OCI development director and daily transit rider, Tom McNair, said the plan considers the needs of the Regional Transit Authority (RTA). For example, it includes a left-turn lane on Lorain at Fulton Road where the #79 bus turns. But, Michael Schipper, RTA Deputy General Manager, said the plan as presented has not won the support of the transit agency. His concerns about access to transit stops on the north side of Lorain because of the cycle track were echoed by a few residents (as an aside, Schipper was initially opposed to the bike lanes on Euclid Avenue. Last night, he touted the Euclid Avenue bike lanes as an example of functional infrastructure).
“I disagree with the idea (that transit) is an afterthought,” Wobser said. “I think choices have to be made, but I don’t think we would do anything to cause RTA to fail on this line.”

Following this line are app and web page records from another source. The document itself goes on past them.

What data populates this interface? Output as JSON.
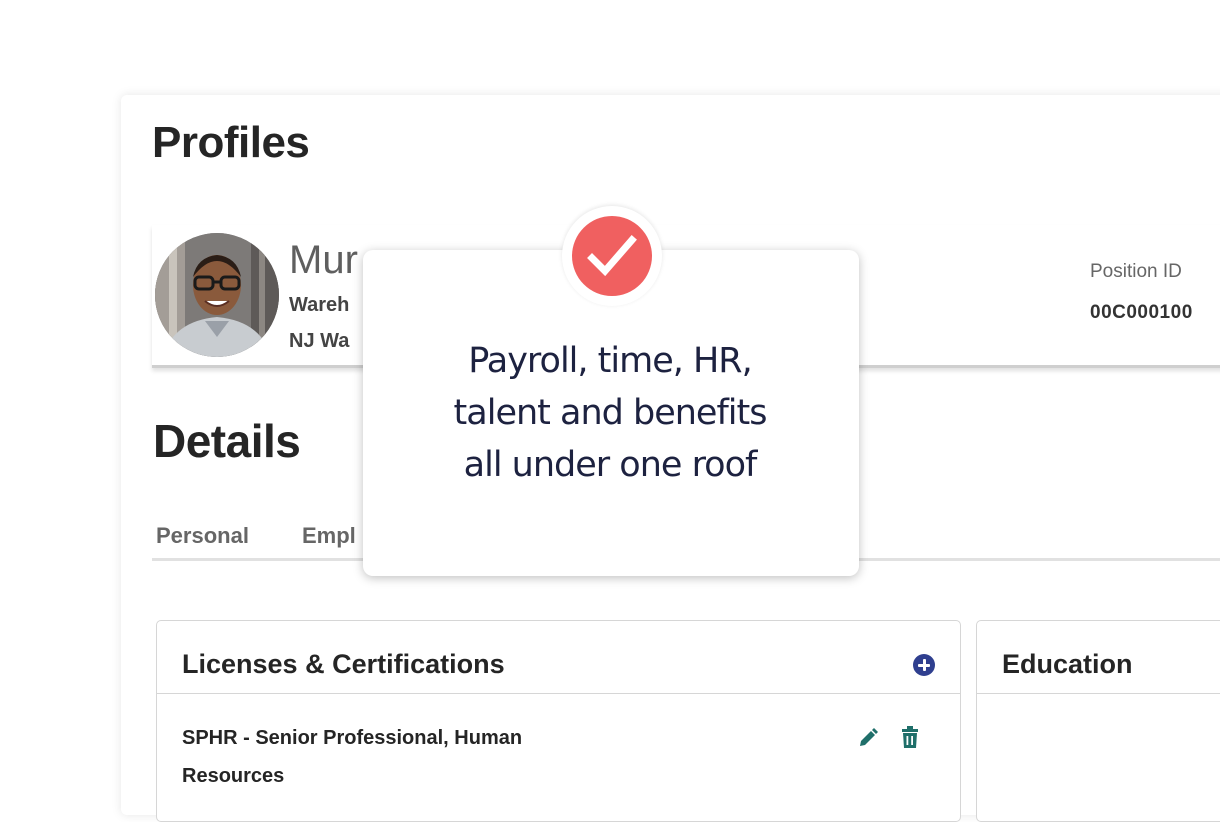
{
  "profiles": {
    "title": "Profiles",
    "employee": {
      "name": "Mur",
      "title": "Wareh",
      "location": "NJ Wa",
      "chevron": "‹"
    },
    "position": {
      "label": "Position ID",
      "value": "00C000100"
    }
  },
  "details": {
    "title": "Details",
    "tabs": [
      {
        "label": "Personal"
      },
      {
        "label": "Empl"
      }
    ]
  },
  "licenses": {
    "title": "Licenses & Certifications",
    "items": [
      {
        "name": "SPHR - Senior Professional, Human Resources"
      }
    ]
  },
  "education": {
    "title": "Education"
  },
  "tooltip": {
    "line1": "Payroll, time, HR,",
    "line2": "talent and benefits",
    "line3": "all under one roof"
  },
  "colors": {
    "accent_red": "#f06060",
    "add_blue": "#2f3f8f",
    "action_teal": "#1f6f6a",
    "tooltip_text": "#1d2240"
  },
  "icons": {
    "check": "check-icon",
    "add": "plus-circle-icon",
    "edit": "pencil-icon",
    "delete": "trash-icon"
  }
}
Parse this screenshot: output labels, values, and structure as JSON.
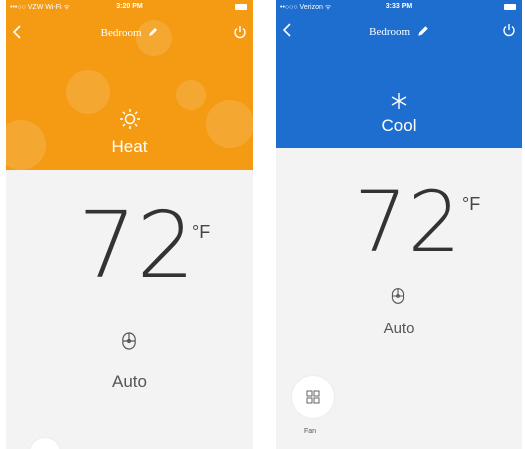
{
  "left_screen": {
    "status_carrier": "•••○○ VZW Wi-Fi ᯤ",
    "status_time": "3:20 PM",
    "room_title": "Bedroom",
    "mode_label": "Heat",
    "temperature": "72",
    "unit": "°F",
    "fan_label": "Auto",
    "header_color": "#f49b13",
    "icons": {
      "back": "chevron-left-icon",
      "edit": "pencil-icon",
      "power": "power-icon",
      "mode": "sun-icon",
      "fan": "fan-icon"
    }
  },
  "right_screen": {
    "status_carrier": "••○○○ Verizon ᯤ",
    "status_time": "3:33 PM",
    "room_title": "Bedroom",
    "mode_label": "Cool",
    "temperature": "72",
    "unit": "°F",
    "fan_label": "Auto",
    "bottom_button_label": "Fan",
    "header_color": "#1e6ed0",
    "icons": {
      "back": "chevron-left-icon",
      "edit": "pencil-icon",
      "power": "power-icon",
      "mode": "snowflake-icon",
      "fan": "fan-icon",
      "bottom": "grid-icon"
    }
  }
}
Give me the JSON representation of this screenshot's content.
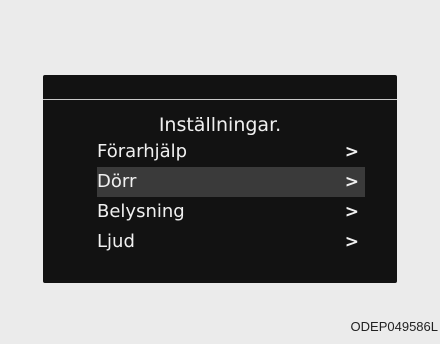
{
  "screen": {
    "title": "Inställningar.",
    "items": [
      {
        "label": "Förarhjälp",
        "arrow": ">"
      },
      {
        "label": "Dörr",
        "arrow": ">"
      },
      {
        "label": "Belysning",
        "arrow": ">"
      },
      {
        "label": "Ljud",
        "arrow": ">"
      }
    ],
    "selected_index": 1
  },
  "image_code": "ODEP049586L",
  "colors": {
    "background": "#ebebeb",
    "display": "#121212",
    "highlight": "#3a3a3a",
    "text": "#f0f0f0"
  }
}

Bike Cleveland director Jacob Van Sickle showed a solution for a cycle track and transit stop from Vancouver (pictured above). The barrier between the cycle track and the road is a wide, raised curb that serves double duty as bus stop. Schipper said that won’t work on Lorain, but didn’t provide more details (a bike planner I spoke to afterward cited another example of a cycle track that curves behind bus stops).

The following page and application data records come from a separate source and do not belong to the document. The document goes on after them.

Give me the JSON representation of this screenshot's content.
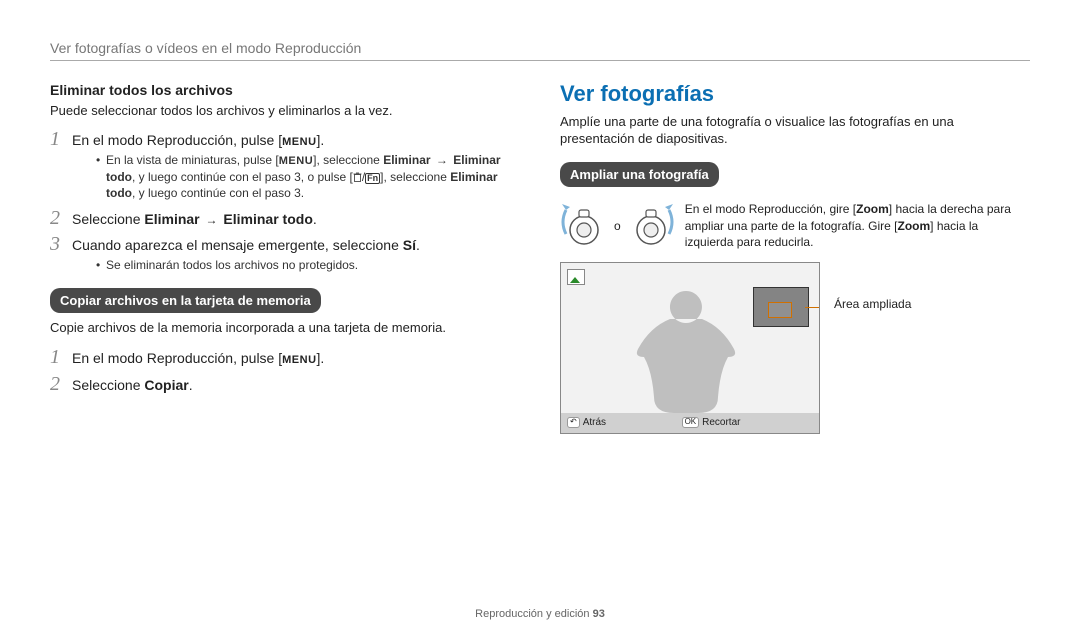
{
  "header": "Ver fotografías o vídeos en el modo Reproducción",
  "left": {
    "sub1_title": "Eliminar todos los archivos",
    "sub1_intro": "Puede seleccionar todos los archivos y eliminarlos a la vez.",
    "step1_pre": "En el modo Reproducción, pulse [",
    "menu": "MENU",
    "step1_post": "].",
    "bullet1a_pre": "En la vista de miniaturas, pulse [",
    "bullet1a_mid1": "], seleccione ",
    "bullet1a_b1": "Eliminar",
    "bullet1a_arrow": "→",
    "bullet1a_b2": "Eliminar todo",
    "bullet1a_mid2": ", y luego continúe con el paso 3, o pulse [",
    "fn": "Fn",
    "bullet1a_mid3": "], seleccione ",
    "bullet1a_b3": "Eliminar todo",
    "bullet1a_end": ", y luego continúe con el paso 3.",
    "step2_pre": "Seleccione ",
    "step2_b1": "Eliminar",
    "step2_arrow": "→",
    "step2_b2": "Eliminar todo",
    "step2_post": ".",
    "step3_pre": "Cuando aparezca el mensaje emergente, seleccione ",
    "step3_b": "Sí",
    "step3_post": ".",
    "bullet3": "Se eliminarán todos los archivos no protegidos.",
    "pill2": "Copiar archivos en la tarjeta de memoria",
    "pill2_intro": "Copie archivos de la memoria incorporada a una tarjeta de memoria.",
    "c_step1_pre": "En el modo Reproducción, pulse [",
    "c_step1_post": "].",
    "c_step2_pre": "Seleccione ",
    "c_step2_b": "Copiar",
    "c_step2_post": "."
  },
  "right": {
    "title": "Ver fotografías",
    "intro": "Amplíe una parte de una fotografía o visualice las fotografías en una presentación de diapositivas.",
    "pill": "Ampliar una fotografía",
    "o": "o",
    "zoomtext_pre": "En el modo Reproducción, gire [",
    "zoom": "Zoom",
    "zoomtext_mid": "] hacia la derecha para ampliar una parte de la fotografía. Gire [",
    "zoomtext_post": "] hacia la izquierda para reducirla.",
    "area_label": "Área ampliada",
    "back": "Atrás",
    "ok": "OK",
    "crop": "Recortar"
  },
  "footer_pre": "Reproducción y edición  ",
  "footer_num": "93",
  "nums": {
    "n1": "1",
    "n2": "2",
    "n3": "3"
  }
}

Cycle tracks exist in 53 cities from New York to Memphis, Van Sickle said, where they have greatly improved safety and even retail sales for their chosen street.
Supporters said the cycle track will make them more comfortable biking with small children than the original plans for bike lanes.
“Something like this makes me proud to be a Clevelander,” said Ohio City resident and Bike Cleveland board member, John McGovern. “We wouldn’t take our kid (biking) on Lorain now. This says we’re creating a place for families to be and that’s critical.”
A few of the 100 or so attendees aired concerns that the alley system needs resurfacing if it is to be considered part of the Lorain Avenue plan. Wobser said the budget doesn’t allow for resurfacing the alley, but promised that it’s on their list of concerns, too.
Actually, the budget may be the biggest stumbling block to the Lorain complete street project. Cimperman has committed $100,000—the lion’s share of his road surfacing money from the city’s annual capital budget. The city has committed $1 million, which is the cap it placed on individual projects with its 2011 Complete and Green Streets law.
Wobser said the rest will have to be made up by the state and federal sources (a number of people afterward expressed doubt in the state because of its poor track record of supporting multi-modal projects. There’s a stronger possibility that the region’s MPO would seek federal Transportation Enhancement or CMAQ funds, which are federal pots to build bike and transit projects. But the $17 million price tag is around what these sources grant to dozens of projects across the state in a year).